Since 2003, Steve Cichon has been posting the sights, sounds, and stories of Buffalo’s pop culture past and present at staffannouncer.com.

Now, all of the great memories and plenty more are in an updated easy to read format at BuffaloStories.com.

An early staffannouncer.com production image.

It’s really hard to imagine, but back in 2003, you couldn’t find much about Irv Weinstein, Crystal Beach, Clint Buehlman, AM&A’s and Sattler’s online.

There were no researched stories or articles about many of Buffalo’s most cherished pop culture touchstones.

Click for the complete pages of staffannouncer.com 

In those days of prohibitively expensive digital scanners and cameras, dial up internet access, and slow page load times, there were very few photos of these people and places on the web.

Not wanting to live in a world where typing “Commander Tom” into Google had zero results, Cichon created staffannouncer.com with the idea that it would be a place to share his passion about broadcasters, broadcasting, and the stuff that was broadcasted about… especially here in Buffalo.

Fast forward to 2017, and many of the pages created more than a decade earlier aren’t formatted properly for the desktop, tablet, and smartphone browsers of modern web surfing.

Cichon spent months bringing all the 1999 AOL chatroom looking pages into the current Snapchat world, duplicating staffannouncer.com on BuffaloStories.com, where it’s far easier to read, search, and update as needed.

While the main staffannouncer.com URL will now redirect here to buffalostories.com, that’s the only change to the website. All the old pages will remain online at their original addresses as a form of historic preservation– but they won’t be updated, either for content or browser compatibility.

And in case you miss the old staffannouncer.com homepage, that’s still there, too… http://staffannouncer.com/lasthomepage.html

The pages of staffannouncer.com

[termposts]

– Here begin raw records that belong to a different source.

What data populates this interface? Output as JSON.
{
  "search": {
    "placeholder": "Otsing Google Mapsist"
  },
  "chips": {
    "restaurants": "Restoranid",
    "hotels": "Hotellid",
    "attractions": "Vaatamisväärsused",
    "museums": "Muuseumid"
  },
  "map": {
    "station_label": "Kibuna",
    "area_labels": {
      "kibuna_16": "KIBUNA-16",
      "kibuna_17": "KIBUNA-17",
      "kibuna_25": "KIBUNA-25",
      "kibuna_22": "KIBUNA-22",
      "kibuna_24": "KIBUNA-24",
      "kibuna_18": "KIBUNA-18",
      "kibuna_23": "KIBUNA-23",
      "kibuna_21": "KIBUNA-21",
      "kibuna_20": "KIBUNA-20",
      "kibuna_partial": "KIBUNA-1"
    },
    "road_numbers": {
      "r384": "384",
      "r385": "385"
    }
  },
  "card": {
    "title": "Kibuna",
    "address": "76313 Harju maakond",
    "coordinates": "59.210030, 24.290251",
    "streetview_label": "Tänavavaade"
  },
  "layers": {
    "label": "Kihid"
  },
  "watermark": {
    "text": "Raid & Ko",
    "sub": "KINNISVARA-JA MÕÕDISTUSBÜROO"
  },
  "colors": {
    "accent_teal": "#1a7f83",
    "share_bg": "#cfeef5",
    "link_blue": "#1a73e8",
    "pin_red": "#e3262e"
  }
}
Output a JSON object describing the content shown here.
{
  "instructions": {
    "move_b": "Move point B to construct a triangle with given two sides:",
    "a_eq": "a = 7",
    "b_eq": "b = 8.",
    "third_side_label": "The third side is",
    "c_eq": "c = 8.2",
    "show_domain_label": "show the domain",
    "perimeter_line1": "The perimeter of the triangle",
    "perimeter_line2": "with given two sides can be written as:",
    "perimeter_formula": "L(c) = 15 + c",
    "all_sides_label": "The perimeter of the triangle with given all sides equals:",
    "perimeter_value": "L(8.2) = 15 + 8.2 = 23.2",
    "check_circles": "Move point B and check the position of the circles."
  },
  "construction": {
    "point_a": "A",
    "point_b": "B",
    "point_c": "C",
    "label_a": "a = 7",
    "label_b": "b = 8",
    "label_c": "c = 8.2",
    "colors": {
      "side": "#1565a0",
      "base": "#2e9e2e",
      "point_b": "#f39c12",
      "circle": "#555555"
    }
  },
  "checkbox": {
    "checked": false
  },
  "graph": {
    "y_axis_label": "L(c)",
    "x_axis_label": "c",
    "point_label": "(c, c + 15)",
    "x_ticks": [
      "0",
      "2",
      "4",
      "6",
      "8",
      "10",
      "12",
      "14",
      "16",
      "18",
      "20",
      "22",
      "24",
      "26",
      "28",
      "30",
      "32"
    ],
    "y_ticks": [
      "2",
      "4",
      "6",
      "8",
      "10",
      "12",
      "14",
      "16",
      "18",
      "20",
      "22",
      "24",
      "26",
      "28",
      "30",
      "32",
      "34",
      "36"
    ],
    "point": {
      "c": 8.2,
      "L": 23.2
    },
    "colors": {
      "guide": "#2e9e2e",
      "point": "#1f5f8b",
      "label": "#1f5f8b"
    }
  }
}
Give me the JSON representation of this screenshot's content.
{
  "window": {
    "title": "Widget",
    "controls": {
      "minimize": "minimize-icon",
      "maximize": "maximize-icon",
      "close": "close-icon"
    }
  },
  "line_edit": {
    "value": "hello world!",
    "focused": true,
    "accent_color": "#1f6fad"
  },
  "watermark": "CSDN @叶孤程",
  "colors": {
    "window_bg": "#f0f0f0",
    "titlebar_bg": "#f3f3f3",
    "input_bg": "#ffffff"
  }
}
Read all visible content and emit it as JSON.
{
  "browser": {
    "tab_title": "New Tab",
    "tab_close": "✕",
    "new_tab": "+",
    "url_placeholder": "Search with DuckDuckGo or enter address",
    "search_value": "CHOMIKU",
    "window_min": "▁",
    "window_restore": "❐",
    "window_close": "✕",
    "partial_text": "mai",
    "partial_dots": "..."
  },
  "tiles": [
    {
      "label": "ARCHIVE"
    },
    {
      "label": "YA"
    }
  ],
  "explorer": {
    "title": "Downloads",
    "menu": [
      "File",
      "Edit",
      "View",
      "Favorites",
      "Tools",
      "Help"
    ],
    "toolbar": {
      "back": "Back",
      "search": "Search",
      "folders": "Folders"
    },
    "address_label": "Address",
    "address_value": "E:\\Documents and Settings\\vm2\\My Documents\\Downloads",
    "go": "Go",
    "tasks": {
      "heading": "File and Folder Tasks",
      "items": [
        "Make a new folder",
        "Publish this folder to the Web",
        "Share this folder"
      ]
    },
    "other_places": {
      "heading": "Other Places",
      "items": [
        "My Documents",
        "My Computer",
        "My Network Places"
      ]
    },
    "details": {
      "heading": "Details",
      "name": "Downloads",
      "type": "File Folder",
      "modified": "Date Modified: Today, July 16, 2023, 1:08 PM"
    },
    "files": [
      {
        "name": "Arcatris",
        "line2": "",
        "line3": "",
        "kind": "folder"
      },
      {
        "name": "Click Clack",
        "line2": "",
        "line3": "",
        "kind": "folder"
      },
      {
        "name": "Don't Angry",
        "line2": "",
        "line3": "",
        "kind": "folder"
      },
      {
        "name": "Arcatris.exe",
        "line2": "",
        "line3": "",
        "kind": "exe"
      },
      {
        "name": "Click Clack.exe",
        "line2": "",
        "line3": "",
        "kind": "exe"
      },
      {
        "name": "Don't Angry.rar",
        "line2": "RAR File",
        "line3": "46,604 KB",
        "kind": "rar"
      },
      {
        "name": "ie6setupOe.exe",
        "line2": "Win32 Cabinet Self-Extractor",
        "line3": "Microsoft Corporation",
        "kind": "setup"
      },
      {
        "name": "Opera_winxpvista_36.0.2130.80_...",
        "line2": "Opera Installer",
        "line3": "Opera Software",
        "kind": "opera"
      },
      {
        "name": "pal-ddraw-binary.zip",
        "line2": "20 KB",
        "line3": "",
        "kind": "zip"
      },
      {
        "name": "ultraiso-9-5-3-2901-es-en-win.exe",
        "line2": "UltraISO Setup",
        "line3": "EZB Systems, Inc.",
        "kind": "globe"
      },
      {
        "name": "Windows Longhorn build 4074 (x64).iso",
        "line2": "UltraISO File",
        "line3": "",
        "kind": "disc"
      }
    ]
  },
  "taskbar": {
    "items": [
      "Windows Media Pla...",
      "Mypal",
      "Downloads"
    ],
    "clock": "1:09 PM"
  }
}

Reformatted & Updated pages from staffannouncer.com finding a new home at buffalostories.com
Reformatted & Updated pages from staffannouncer.com finding a new home at buffalostories.com

When we’re lucky in Buffalo, snow’s nice at least once a year

By Steve Cichon
steve@buffalostories.com
@stevebuffalo

There’s a definitive visceral satisfaction and joy in watching a machine operated by your own hands so completely defeating Mother Nature.

Of course, snow removal is only poetic when there’s a few inches of the stuff and it’s a windless 32 degrees.

It’s fleeting and wonderful, so I do my best to fully enjoy it when the unlikely great conditions make for a delightful snow blow.

Even slightly more snow, calm wind, or a few degrees falling off the thermometer can easily turn happy, bloviatious SAT word-laden thoughts into gutturally spewed Anglo-Saxon words. But you can’t have one without the other.

There’s no way to feel the fullest high of an easy snow removal without having unfurled a deeply painful and cold “SONAVABITCH” at the senselessness and stupidity of living in such a place as this.

True Buffalove means, to apocryphally paraphrase Marilyn Monroe, if you can’t handle Buffalo at its worst, maybe you don’t deserve it at its best.

And either way,  there’s always the notion that post-snow blowing is the only acceptable time for me to take my pants off in the kitchen. And Bailey’s hot chocolate or a Manhattan.

#BuffaloSnow

Our grandparents were force-fed laxatives to cure a cold

By Steve Cichon
steve@buffalostories.com
@stevebuffalo

Whenever you start to feel like it might have been better to live in a different era, realize that your parents and grandparents got a laxative when they got a cough.

Check out this 1923 ad.

1932 ad, Buffalo Courier-Express

Move little bowels with this harmless laxative.

Whatever else you give your child to relieve a bad cold, sore throat or congestion, be sure to first open the little one’s bowels with “California Fig Syrup” to get rid of the poisons and waste which are causing the cold and congestion. In a few hours, you can see for yourself how thoroughly it works the constipation poison, sour bile and waste right out.

Yikes.